The Alaska state Ferry Tustumena spent at least five extra days off the water and missed its first scheduled sailing earlier this month, and it is headed for Unalaska this weekend. But it’s still unclear what a possible state government shutdown could mean if the legislature fails to fund a budget by the start of the next fiscal year.
Jeremy Woodrow is a spokesman with the Alaska Department of Transportation. He says repairs were made to a water main line essential in the event of a fire on the Tustumena. He said pieces of steel in the car deck on the 51-year old ship were also replaced.
“Those are just items that come along with the age of the vessel,” said Woodrow. “That actually emphasizes why we’re working on designing a replacement for the ferry and we’ll actually be working on replacing the Tustumena in the near future.”
Woodrow said a final design for a replacement ship should be completed by the end of December.
But whether a new ferry becomes a reality is in question. In February, the legislature proposed a 10 percent reduction in funding to the ferry system.
In response, earlier this month, Governor Bill Walker transferred $5.5 million dollars from this year’s fuel fund to next year’s operating budget for the ferry system.

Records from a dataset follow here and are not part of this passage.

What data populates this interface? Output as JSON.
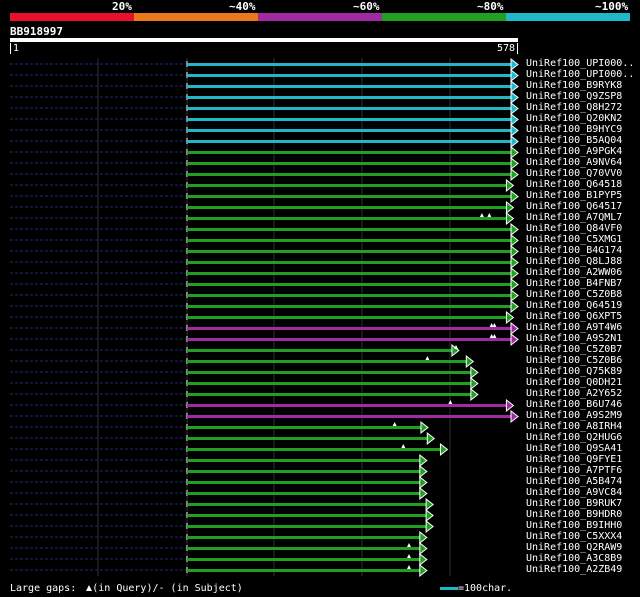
{
  "colors": {
    "background": "#000000",
    "c20": "#e8102a",
    "c40": "#e87818",
    "c60": "#a02aa0",
    "c80": "#20a020",
    "c100": "#20b8c8",
    "query_bar": "#ffffff",
    "dash": "#1a2a7a",
    "grid": "#303030"
  },
  "scale": {
    "labels": [
      "20%",
      "~40%",
      "~60%",
      "~80%",
      "~100%"
    ]
  },
  "query": {
    "id": "BB918997",
    "start": "1",
    "end": "578"
  },
  "footer": {
    "gaps_label": "Large gaps:",
    "in_query": "(in Query)",
    "in_subject": "/- (in Subject)",
    "legend": "=100char."
  },
  "chart_data": {
    "type": "alignment",
    "query_length": 578,
    "hits": [
      {
        "name": "UniRef100_UPI000..",
        "start": 1,
        "end": 578,
        "identity": "100",
        "query_gaps": []
      },
      {
        "name": "UniRef100_UPI000..",
        "start": 1,
        "end": 578,
        "identity": "100",
        "query_gaps": []
      },
      {
        "name": "UniRef100_B9RYK8",
        "start": 1,
        "end": 578,
        "identity": "100",
        "query_gaps": []
      },
      {
        "name": "UniRef100_Q9ZSP8",
        "start": 1,
        "end": 578,
        "identity": "100",
        "query_gaps": []
      },
      {
        "name": "UniRef100_Q8H272",
        "start": 1,
        "end": 578,
        "identity": "100",
        "query_gaps": []
      },
      {
        "name": "UniRef100_Q20KN2",
        "start": 1,
        "end": 578,
        "identity": "100",
        "query_gaps": []
      },
      {
        "name": "UniRef100_B9HYC9",
        "start": 1,
        "end": 578,
        "identity": "100",
        "query_gaps": []
      },
      {
        "name": "UniRef100_B5AQ04",
        "start": 1,
        "end": 578,
        "identity": "100",
        "query_gaps": []
      },
      {
        "name": "UniRef100_A9PGK4",
        "start": 1,
        "end": 578,
        "identity": "80",
        "query_gaps": []
      },
      {
        "name": "UniRef100_A9NV64",
        "start": 1,
        "end": 578,
        "identity": "80",
        "query_gaps": []
      },
      {
        "name": "UniRef100_Q70VV0",
        "start": 1,
        "end": 578,
        "identity": "80",
        "query_gaps": []
      },
      {
        "name": "UniRef100_Q64518",
        "start": 1,
        "end": 570,
        "identity": "80",
        "query_gaps": []
      },
      {
        "name": "UniRef100_B1PYP5",
        "start": 1,
        "end": 578,
        "identity": "80",
        "query_gaps": []
      },
      {
        "name": "UniRef100_Q64517",
        "start": 1,
        "end": 570,
        "identity": "80",
        "query_gaps": []
      },
      {
        "name": "UniRef100_A7QML7",
        "start": 1,
        "end": 570,
        "identity": "80",
        "query_gaps": [
          515,
          528
        ]
      },
      {
        "name": "UniRef100_Q84VF0",
        "start": 1,
        "end": 578,
        "identity": "80",
        "query_gaps": []
      },
      {
        "name": "UniRef100_C5XMG1",
        "start": 1,
        "end": 578,
        "identity": "80",
        "query_gaps": []
      },
      {
        "name": "UniRef100_B4G174",
        "start": 1,
        "end": 578,
        "identity": "80",
        "query_gaps": []
      },
      {
        "name": "UniRef100_Q8LJ88",
        "start": 1,
        "end": 578,
        "identity": "80",
        "query_gaps": []
      },
      {
        "name": "UniRef100_A2WW06",
        "start": 1,
        "end": 578,
        "identity": "80",
        "query_gaps": []
      },
      {
        "name": "UniRef100_B4FNB7",
        "start": 1,
        "end": 578,
        "identity": "80",
        "query_gaps": []
      },
      {
        "name": "UniRef100_C5Z0B8",
        "start": 1,
        "end": 578,
        "identity": "80",
        "query_gaps": []
      },
      {
        "name": "UniRef100_Q64519",
        "start": 1,
        "end": 578,
        "identity": "80",
        "query_gaps": []
      },
      {
        "name": "UniRef100_Q6XPT5",
        "start": 1,
        "end": 570,
        "identity": "80",
        "query_gaps": []
      },
      {
        "name": "UniRef100_A9T4W6",
        "start": 1,
        "end": 578,
        "identity": "60",
        "query_gaps": [
          532,
          537
        ]
      },
      {
        "name": "UniRef100_A9S2N1",
        "start": 1,
        "end": 578,
        "identity": "60",
        "query_gaps": [
          532,
          537
        ]
      },
      {
        "name": "UniRef100_C5Z0B7",
        "start": 1,
        "end": 475,
        "identity": "80",
        "query_gaps": [
          470
        ]
      },
      {
        "name": "UniRef100_C5Z0B6",
        "start": 1,
        "end": 500,
        "identity": "80",
        "query_gaps": [
          420
        ]
      },
      {
        "name": "UniRef100_Q75K89",
        "start": 1,
        "end": 508,
        "identity": "80",
        "query_gaps": []
      },
      {
        "name": "UniRef100_Q0DH21",
        "start": 1,
        "end": 508,
        "identity": "80",
        "query_gaps": []
      },
      {
        "name": "UniRef100_A2Y652",
        "start": 1,
        "end": 508,
        "identity": "80",
        "query_gaps": []
      },
      {
        "name": "UniRef100_B6U746",
        "start": 1,
        "end": 570,
        "identity": "60",
        "query_gaps": [
          460
        ]
      },
      {
        "name": "UniRef100_A9S2M9",
        "start": 1,
        "end": 578,
        "identity": "60",
        "query_gaps": []
      },
      {
        "name": "UniRef100_A8IRH4",
        "start": 1,
        "end": 421,
        "identity": "80",
        "query_gaps": [
          363
        ]
      },
      {
        "name": "UniRef100_Q2HUG6",
        "start": 1,
        "end": 432,
        "identity": "80",
        "query_gaps": []
      },
      {
        "name": "UniRef100_Q9SA41",
        "start": 1,
        "end": 455,
        "identity": "80",
        "query_gaps": [
          378
        ]
      },
      {
        "name": "UniRef100_Q9FYE1",
        "start": 1,
        "end": 419,
        "identity": "80",
        "query_gaps": []
      },
      {
        "name": "UniRef100_A7PTF6",
        "start": 1,
        "end": 419,
        "identity": "80",
        "query_gaps": []
      },
      {
        "name": "UniRef100_A5B474",
        "start": 1,
        "end": 419,
        "identity": "80",
        "query_gaps": []
      },
      {
        "name": "UniRef100_A9VC84",
        "start": 1,
        "end": 419,
        "identity": "80",
        "query_gaps": []
      },
      {
        "name": "UniRef100_B9RUK7",
        "start": 1,
        "end": 430,
        "identity": "80",
        "query_gaps": []
      },
      {
        "name": "UniRef100_B9HDR0",
        "start": 1,
        "end": 430,
        "identity": "80",
        "query_gaps": []
      },
      {
        "name": "UniRef100_B9IHH0",
        "start": 1,
        "end": 430,
        "identity": "80",
        "query_gaps": []
      },
      {
        "name": "UniRef100_C5XXX4",
        "start": 1,
        "end": 419,
        "identity": "80",
        "query_gaps": []
      },
      {
        "name": "UniRef100_Q2RAW9",
        "start": 1,
        "end": 419,
        "identity": "80",
        "query_gaps": [
          388
        ]
      },
      {
        "name": "UniRef100_A3C8B9",
        "start": 1,
        "end": 419,
        "identity": "80",
        "query_gaps": [
          388
        ]
      },
      {
        "name": "UniRef100_A2ZB49",
        "start": 1,
        "end": 419,
        "identity": "80",
        "query_gaps": [
          388
        ]
      }
    ]
  }
}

That money was included in a spending plan lawmakers already passed.
But as legislators continue to spar of the state’s budget, Woodrow says it’s unclear what might happen to the ferry system if Alaska’s state government shuts down.
“It’s too early to say whether the ferry system will or will not be impacted,” he said. “It’s a process that’s unprecedented and therefore we’re going through new territory in terms of what can and can’t be done.”

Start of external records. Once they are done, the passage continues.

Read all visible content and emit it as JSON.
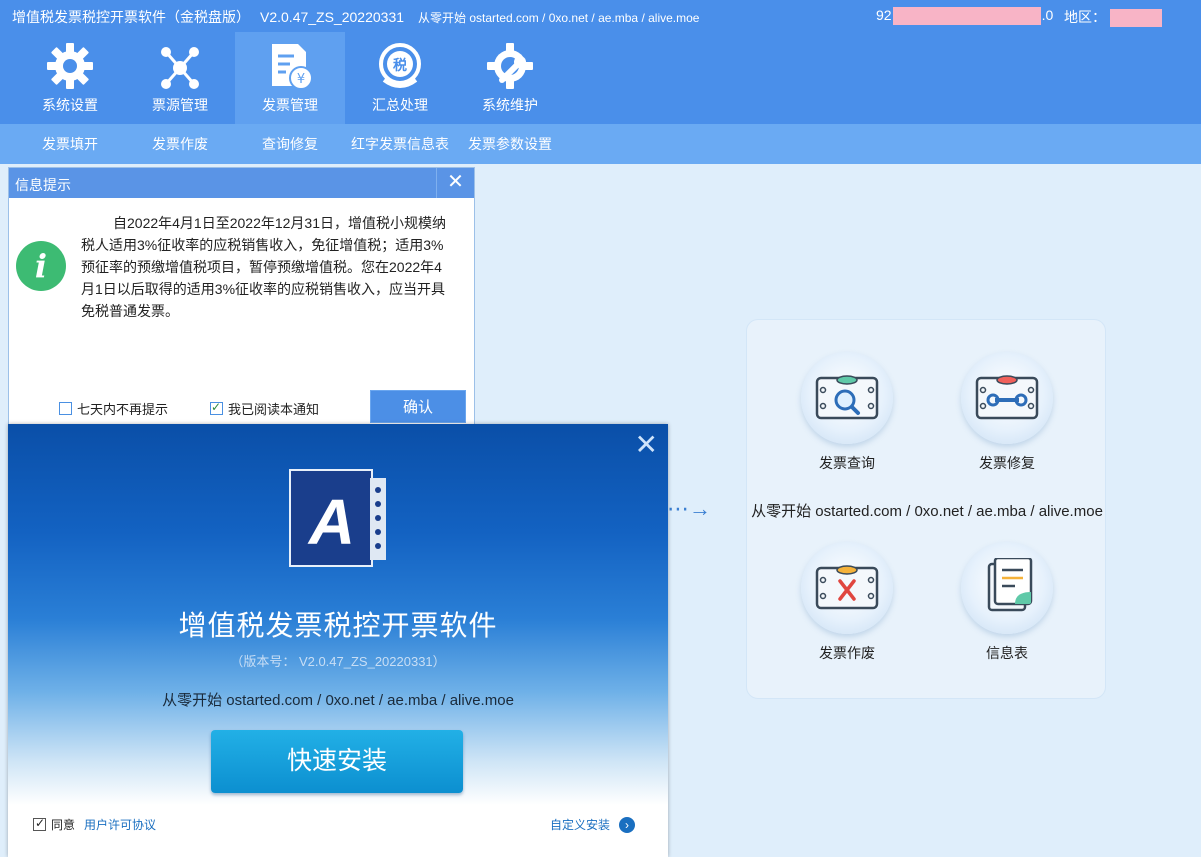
{
  "window": {
    "title": "增值税发票税控开票软件（金税盘版）",
    "version": "V2.0.47_ZS_20220331",
    "subtitle": "从零开始 ostarted.com / 0xo.net / ae.mba / alive.moe",
    "tax_id_prefix": "92",
    "tax_id_suffix": ".0",
    "region_label": "地区："
  },
  "nav": {
    "items": [
      {
        "label": "系统设置",
        "icon": "gear-icon"
      },
      {
        "label": "票源管理",
        "icon": "network-icon"
      },
      {
        "label": "发票管理",
        "icon": "invoice-icon",
        "active": true
      },
      {
        "label": "汇总处理",
        "icon": "tax-summary-icon"
      },
      {
        "label": "系统维护",
        "icon": "wrench-gear-icon"
      }
    ],
    "sub_items": [
      {
        "label": "发票填开"
      },
      {
        "label": "发票作废"
      },
      {
        "label": "查询修复"
      },
      {
        "label": "红字发票信息表"
      },
      {
        "label": "发票参数设置"
      }
    ]
  },
  "info_dialog": {
    "title": "信息提示",
    "close": "✕",
    "icon_glyph": "i",
    "message": "自2022年4月1日至2022年12月31日，增值税小规模纳税人适用3%征收率的应税销售收入，免征增值税；适用3%预征率的预缴增值税项目，暂停预缴增值税。您在2022年4月1日以后取得的适用3%征收率的应税销售收入，应当开具免税普通发票。",
    "checkbox_7days": "七天内不再提示",
    "checkbox_read": "我已阅读本通知",
    "confirm_label": "确认"
  },
  "panel": {
    "arrow": "⋯→",
    "items": [
      {
        "label": "发票查询",
        "icon": "invoice-search-icon"
      },
      {
        "label": "发票修复",
        "icon": "invoice-repair-icon"
      },
      {
        "label": "发票作废",
        "icon": "invoice-void-icon"
      },
      {
        "label": "信息表",
        "icon": "info-sheet-icon"
      }
    ],
    "url_text": "从零开始 ostarted.com / 0xo.net / ae.mba / alive.moe"
  },
  "installer": {
    "close": "✕",
    "logo_letter": "A",
    "title": "增值税发票税控开票软件",
    "version_text": "（版本号： V2.0.47_ZS_20220331）",
    "url_text": "从零开始 ostarted.com / 0xo.net / ae.mba / alive.moe",
    "install_label": "快速安装",
    "agree_label": "同意",
    "license_link": "用户许可协议",
    "custom_label": "自定义安装",
    "custom_glyph": "›"
  },
  "colors": {
    "header_bg": "#4a8fea",
    "subnav_bg": "#6aaaf3",
    "redaction": "#f8b4c6",
    "install_button": "#0c8fd0"
  }
}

Woodrow says the Department of Transportation is working with the Governor’s administration to identify ‘essential services.’